Mendenhall's second fumble of that game was utterly ridiculous. Look at the clock in the top left corner of the screenshot. The Cardinals are tied with the Bucs, with under 2 minutes to go. If you can score a TD, great. But about all else, with a FG all but in the bag, the RB has to know to stay in bounds, and for the love of God, DON'T FUMBLE. Sure enough, Mendenhall, is not only running toward the sideline with a head of steam, but... he fumbles!
Fortunately for the Cards, the ball bounced off Mendenhall's leg and rolled out of bounds.
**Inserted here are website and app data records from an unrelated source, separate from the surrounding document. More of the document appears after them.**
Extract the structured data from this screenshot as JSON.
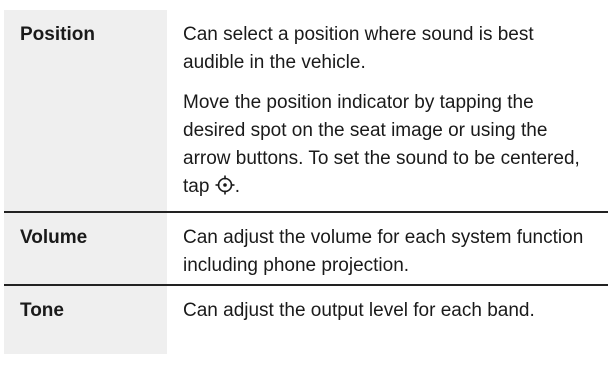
{
  "settings": {
    "rows": [
      {
        "name": "Position",
        "paragraphs": [
          "Can select a position where sound is best audible in the vehicle.",
          "Move the position indicator by tapping the desired spot on the seat image or using the arrow buttons. To set the sound to be centered, tap"
        ],
        "trailing_icon": "crosshair-center-icon",
        "trailing_text": "."
      },
      {
        "name": "Volume",
        "paragraphs": [
          "Can adjust the volume for each system function including phone projection."
        ]
      },
      {
        "name": "Tone",
        "paragraphs": [
          "Can adjust the output level for each band."
        ]
      }
    ]
  }
}
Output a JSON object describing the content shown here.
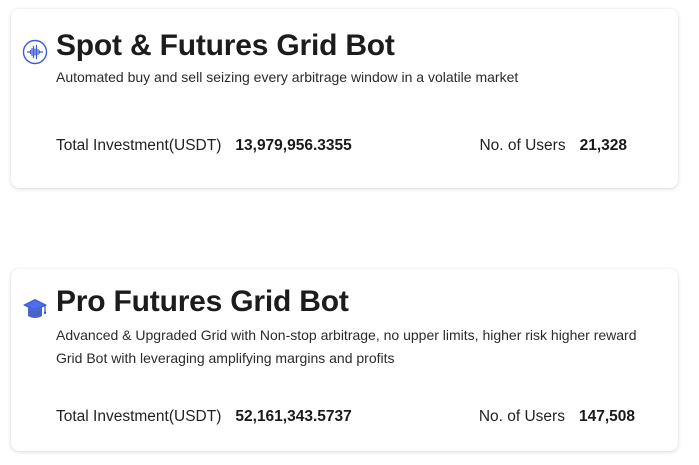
{
  "bots": [
    {
      "icon": "waveform-icon",
      "title": "Spot & Futures Grid Bot",
      "description": "Automated buy and sell seizing every arbitrage window in a volatile market",
      "investment_label": "Total Investment(USDT)",
      "investment_value": "13,979,956.3355",
      "users_label": "No. of Users",
      "users_value": "21,328"
    },
    {
      "icon": "graduation-cap-icon",
      "title": "Pro Futures Grid Bot",
      "description": "Advanced & Upgraded Grid with Non-stop arbitrage, no upper limits, higher risk higher reward Grid Bot with leveraging amplifying margins and profits",
      "investment_label": "Total Investment(USDT)",
      "investment_value": "52,161,343.5737",
      "users_label": "No. of Users",
      "users_value": "147,508"
    }
  ],
  "colors": {
    "icon_blue": "#3b5bdb",
    "text": "#1c1c1c",
    "card_background": "#ffffff"
  }
}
And here's one that's just as bad against the Texans. The Cards have a 10 point lead against a team with Case Keenum as their QB. They are backed up on their own 5 yard line, and have less than 5 minutes to kill off the clock. number 1 priority: DON'T FUMBLE! Sure enough, Mendenhall fumbled (you can't see it in the mess of bodies below), and the Texans scored 3 plays later, giving them legitimate life in that game:
Eagle defenders need to be aware when Mendenhall is in the game and look to jar the ball loose.
Unrelated: Mendenhall doesn't seem to be buying that terrorists caused 9/11.
Andre Ellington is the far better player at RB for the Cardinals
For some reason, the Cardinals continue to give Mendenhall carries, despite the fumbles, and the fact that he only runs for 3.0 yards per carry. The Cardinals' other running back is Andre Ellington, who is 5'9, 199, who averages more than 6 yards per carry and only has 1 fumble. His 6.0 yards per carry lead the NFL:
Obviously, he has fewer carries than other RBs around the league, and an 80 yard run skews his average. 6.0 yards per carry is not sustainable, but Ellington is absolutely a big play threat.
Are the Cardinals limiting Ellington because of his size? In the two games after Mendenhall's latest egregiously horrible fumble against the Texans, Ellington got 19 carries, while Mendenhall got 25. That makes no sense. The more Mendenhall the Eagles see, the better.
Trent Cole needs to take advantage of Cards LT Bradley Sowell
If Carson Palmer has time in the pocket, he can pick you apart. However, he takes a lot of sacks and is a completely different QB when you get pressure on him.
The Cardinals have a weakness at LT, in Bradley Sowell. According to ProFootballFocus, Sowell is a pressure allowing machine. Here are the numbers they compiled for him in his 7 starts at LT.
On average, Sowell is averaging about a sack, a QB hit, and 3 hurries per game. If the Eagles could sign up for that out of Trent Cole on that for Sunday, I think they'd take that deal in a heartbeat. It would be huge if Cole has a good day rushing the passer.